Beyond news reports, try finding accounts of personal experiences that can help you make your decision from the perspective of a fellow traveler.
For example, many tourist-heavy areas receive higher security to ensure travelers' safety, and some Middle Eastern areas are completely safe to travel to depending on the place and time.
Countries like the United Arab Emirates and Jordan have remained relatively peaceful and very safe for foreigners to travel to for the past few years. On the other hand, you may want to avoid areas in a country that border places of conflict or are in political turmoil.
Look for Recent News
Look for the most recent information as possible, both from news outlets and real individuals who have traveled to the area you're interested in within the past year. Take a note of any current events that have occurred, and try not to jump to conclusions! Some sources tend to be more biased than others, so collect as much data as you can before finalizing your decision.
Check Your Government's Website
Your government will issue travel advisory warnings and alerts for various regions that are unsafe or risky for travel. It's a good idea to compare the travel warnings across more than one government to get a better sense of the big picture.
Take Precautions Based on the Area
Just like cultural customs, the precautions that you need to take vary based on where you're going. Not all countries in the Middle East require the same level (or type) of caution. Take what you've learned from your research and confirm with your provider, institution, or guide on which safety precautions to take beyond the normal ones.
Be Informed, but Don't Be Scared
There's nothing worse than being unable to enjoy a trip you've painstakingly planned because of your worries. Be informed and take the necessary precautions, but above all, remember to relax and enjoy exploring the area that you decided to study abroad in.
We'd also suggest reading 8 things to know before studying abroad in the Middle East to prepare yourself.
Cost of Living
Overall, the Middle East is an economical place to study (non-traditional locations tend to be), though of course costs of living varies widely by country. As a general rule, the Middle East--like the rest of the world--is more expensive in places that are more developed, so for example, the Gulf countries and Israel are more expensive than Yemen and Egypt. Some things to keep in mind when budgeting:
How far is the university from your residence and/or the rest of the city? Will you have to depend on public transportation, and how much will that cost you?
Jordan, for example, is a relatively inexpensive place to live, but the US Dollar is only worth 70% of the Dinar (1JOD=$1.40) and with taxi rides, food, ATM fees and commission fees, etc that difference in exchange rate adds up fast. XE is a good resource for exchange rates.

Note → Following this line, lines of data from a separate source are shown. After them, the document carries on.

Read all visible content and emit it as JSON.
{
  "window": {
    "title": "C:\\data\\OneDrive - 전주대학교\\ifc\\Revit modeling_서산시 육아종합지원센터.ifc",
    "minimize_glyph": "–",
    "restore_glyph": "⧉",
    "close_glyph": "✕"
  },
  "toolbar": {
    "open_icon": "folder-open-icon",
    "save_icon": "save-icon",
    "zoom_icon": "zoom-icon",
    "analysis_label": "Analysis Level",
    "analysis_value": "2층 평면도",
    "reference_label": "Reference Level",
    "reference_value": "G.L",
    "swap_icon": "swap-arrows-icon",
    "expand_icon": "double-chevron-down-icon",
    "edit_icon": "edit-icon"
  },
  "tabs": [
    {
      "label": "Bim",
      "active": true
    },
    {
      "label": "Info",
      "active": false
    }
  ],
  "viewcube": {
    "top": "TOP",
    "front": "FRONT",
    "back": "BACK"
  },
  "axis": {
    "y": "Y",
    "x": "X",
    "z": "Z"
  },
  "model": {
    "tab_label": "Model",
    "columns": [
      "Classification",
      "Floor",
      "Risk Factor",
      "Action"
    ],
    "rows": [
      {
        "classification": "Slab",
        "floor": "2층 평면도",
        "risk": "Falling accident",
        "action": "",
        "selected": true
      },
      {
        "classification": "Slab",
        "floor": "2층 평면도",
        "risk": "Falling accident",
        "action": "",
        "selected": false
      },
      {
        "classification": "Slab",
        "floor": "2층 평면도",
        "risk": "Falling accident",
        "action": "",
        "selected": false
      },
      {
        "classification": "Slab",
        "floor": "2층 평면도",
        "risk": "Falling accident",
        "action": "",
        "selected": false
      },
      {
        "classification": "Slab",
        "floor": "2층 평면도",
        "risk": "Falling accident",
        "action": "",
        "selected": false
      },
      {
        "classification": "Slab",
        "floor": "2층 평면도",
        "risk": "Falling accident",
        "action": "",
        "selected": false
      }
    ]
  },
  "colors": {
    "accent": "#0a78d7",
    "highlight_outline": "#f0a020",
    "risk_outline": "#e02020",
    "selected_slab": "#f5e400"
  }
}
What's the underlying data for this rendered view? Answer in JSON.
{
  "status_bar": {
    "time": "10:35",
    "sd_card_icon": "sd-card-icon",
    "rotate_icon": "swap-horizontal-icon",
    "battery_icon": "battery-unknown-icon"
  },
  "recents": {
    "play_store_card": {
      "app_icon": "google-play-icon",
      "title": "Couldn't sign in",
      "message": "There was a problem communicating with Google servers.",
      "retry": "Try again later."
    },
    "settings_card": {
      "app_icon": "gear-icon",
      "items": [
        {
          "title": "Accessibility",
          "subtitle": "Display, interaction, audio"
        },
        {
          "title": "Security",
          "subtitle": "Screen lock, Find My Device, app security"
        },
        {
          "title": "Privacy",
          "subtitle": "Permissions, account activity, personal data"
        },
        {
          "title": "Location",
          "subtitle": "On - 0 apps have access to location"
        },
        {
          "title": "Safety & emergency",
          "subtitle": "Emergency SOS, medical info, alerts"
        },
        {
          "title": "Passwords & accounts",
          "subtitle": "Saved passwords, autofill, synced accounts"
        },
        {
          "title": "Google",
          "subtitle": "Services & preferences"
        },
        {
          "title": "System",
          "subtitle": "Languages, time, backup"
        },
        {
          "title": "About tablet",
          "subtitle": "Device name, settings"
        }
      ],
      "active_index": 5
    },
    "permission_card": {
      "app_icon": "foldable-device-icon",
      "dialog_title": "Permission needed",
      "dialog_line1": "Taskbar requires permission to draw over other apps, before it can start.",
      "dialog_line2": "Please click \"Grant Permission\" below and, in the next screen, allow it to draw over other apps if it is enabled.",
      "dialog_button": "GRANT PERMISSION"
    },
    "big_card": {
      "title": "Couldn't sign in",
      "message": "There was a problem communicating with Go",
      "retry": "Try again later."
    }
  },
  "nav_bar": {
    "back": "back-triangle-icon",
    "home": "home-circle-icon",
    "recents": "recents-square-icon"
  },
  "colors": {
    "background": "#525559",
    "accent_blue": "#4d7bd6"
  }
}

The Middle East is a great place to travel, and also a great jumping off point for adventures in Europe and Asia. What activities or international travel will you be doing abroad? What about visas and insurance?How far is the university from your residence and/or the rest of the city? Will you have to depend on public transportation, and how much will that cost you?
Your study abroad office or program provider/host institution should be able to provide more detailed cost estimates for your intended destination. Michigan State University also has some good tips for budgeting, including this worksheet.
- Least expensive countries: Yemen and Egypt
- Most expensive countries: UAE and Israel
Scholarships for Study in Middle East
Consider these great scholarships to offset your costs when studying abroad in the Middle East next semester.